Task objective: Where does the string "Aging" appear in the records? Copy every line that contains it.

Source data:
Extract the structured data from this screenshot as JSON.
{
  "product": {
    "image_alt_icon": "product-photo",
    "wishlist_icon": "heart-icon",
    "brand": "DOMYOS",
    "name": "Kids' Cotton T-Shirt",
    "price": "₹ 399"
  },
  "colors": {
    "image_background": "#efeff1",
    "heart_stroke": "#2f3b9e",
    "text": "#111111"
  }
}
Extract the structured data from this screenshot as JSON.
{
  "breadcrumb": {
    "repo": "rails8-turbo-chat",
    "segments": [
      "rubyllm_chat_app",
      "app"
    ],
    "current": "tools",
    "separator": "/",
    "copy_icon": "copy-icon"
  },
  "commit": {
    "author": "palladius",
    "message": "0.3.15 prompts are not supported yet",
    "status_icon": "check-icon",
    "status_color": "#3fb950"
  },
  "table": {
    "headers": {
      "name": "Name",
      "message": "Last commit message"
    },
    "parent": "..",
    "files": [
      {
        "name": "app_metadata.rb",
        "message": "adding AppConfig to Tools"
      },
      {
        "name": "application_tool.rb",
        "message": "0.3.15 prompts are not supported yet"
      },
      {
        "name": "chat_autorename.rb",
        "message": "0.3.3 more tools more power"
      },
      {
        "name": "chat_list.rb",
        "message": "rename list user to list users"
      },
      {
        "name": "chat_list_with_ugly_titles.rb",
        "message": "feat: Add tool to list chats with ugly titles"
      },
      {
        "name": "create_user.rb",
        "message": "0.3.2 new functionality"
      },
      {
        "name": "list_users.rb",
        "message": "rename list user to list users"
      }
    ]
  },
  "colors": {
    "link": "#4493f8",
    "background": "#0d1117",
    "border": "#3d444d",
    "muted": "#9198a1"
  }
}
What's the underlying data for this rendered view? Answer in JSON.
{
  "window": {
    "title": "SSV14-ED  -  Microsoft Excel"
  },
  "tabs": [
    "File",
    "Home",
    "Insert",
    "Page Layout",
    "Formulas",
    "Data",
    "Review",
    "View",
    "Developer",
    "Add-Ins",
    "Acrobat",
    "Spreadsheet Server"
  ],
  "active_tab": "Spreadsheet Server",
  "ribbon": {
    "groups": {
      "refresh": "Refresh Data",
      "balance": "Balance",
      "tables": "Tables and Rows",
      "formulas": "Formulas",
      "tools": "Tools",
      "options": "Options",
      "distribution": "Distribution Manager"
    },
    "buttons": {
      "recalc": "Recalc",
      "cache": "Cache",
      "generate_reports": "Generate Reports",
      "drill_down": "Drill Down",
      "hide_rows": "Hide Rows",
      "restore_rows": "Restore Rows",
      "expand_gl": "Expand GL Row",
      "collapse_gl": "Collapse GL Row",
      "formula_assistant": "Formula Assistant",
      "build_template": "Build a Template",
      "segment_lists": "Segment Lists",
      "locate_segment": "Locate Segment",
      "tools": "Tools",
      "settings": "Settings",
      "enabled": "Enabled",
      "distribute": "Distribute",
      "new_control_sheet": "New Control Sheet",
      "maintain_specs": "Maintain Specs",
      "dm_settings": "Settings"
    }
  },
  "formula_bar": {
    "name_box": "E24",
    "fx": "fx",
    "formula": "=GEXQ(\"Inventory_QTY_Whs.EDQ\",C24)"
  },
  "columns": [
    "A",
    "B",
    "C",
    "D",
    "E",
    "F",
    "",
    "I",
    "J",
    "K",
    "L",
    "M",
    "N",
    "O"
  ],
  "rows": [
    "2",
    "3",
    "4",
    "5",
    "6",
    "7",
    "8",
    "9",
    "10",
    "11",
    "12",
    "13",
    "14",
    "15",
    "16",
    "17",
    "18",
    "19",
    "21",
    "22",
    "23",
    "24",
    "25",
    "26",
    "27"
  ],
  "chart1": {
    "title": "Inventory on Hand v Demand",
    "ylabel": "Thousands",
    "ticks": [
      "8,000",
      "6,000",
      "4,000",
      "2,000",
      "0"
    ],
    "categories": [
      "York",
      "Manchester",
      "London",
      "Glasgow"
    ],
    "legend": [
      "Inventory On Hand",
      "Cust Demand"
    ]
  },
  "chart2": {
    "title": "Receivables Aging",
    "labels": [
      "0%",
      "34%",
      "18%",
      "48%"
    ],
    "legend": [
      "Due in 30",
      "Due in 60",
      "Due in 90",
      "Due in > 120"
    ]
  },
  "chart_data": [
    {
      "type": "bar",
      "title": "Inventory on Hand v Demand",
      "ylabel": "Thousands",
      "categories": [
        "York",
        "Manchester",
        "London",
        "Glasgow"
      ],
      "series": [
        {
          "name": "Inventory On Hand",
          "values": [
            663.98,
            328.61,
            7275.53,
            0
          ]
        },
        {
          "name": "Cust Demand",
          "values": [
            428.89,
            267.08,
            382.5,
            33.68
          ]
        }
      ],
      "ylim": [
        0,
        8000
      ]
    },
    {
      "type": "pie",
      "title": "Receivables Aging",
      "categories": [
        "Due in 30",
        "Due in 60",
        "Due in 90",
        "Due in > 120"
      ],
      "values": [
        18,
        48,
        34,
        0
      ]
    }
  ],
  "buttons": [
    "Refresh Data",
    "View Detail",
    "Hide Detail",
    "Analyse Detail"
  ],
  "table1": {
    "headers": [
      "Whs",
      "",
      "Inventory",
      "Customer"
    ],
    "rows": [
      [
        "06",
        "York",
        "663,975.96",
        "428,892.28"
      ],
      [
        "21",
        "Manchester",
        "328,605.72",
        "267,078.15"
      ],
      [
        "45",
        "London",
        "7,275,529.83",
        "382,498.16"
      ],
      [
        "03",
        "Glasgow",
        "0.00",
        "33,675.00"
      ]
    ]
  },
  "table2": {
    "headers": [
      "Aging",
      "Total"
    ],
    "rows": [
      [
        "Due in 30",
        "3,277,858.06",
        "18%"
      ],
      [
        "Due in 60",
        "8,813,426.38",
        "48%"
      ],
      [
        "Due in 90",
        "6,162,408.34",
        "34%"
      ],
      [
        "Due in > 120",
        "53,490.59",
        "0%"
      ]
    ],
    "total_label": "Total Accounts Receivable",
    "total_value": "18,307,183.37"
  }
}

Response to the task:
    "title": "Receivables Aging",
      "title": "Receivables Aging",
      "Aging",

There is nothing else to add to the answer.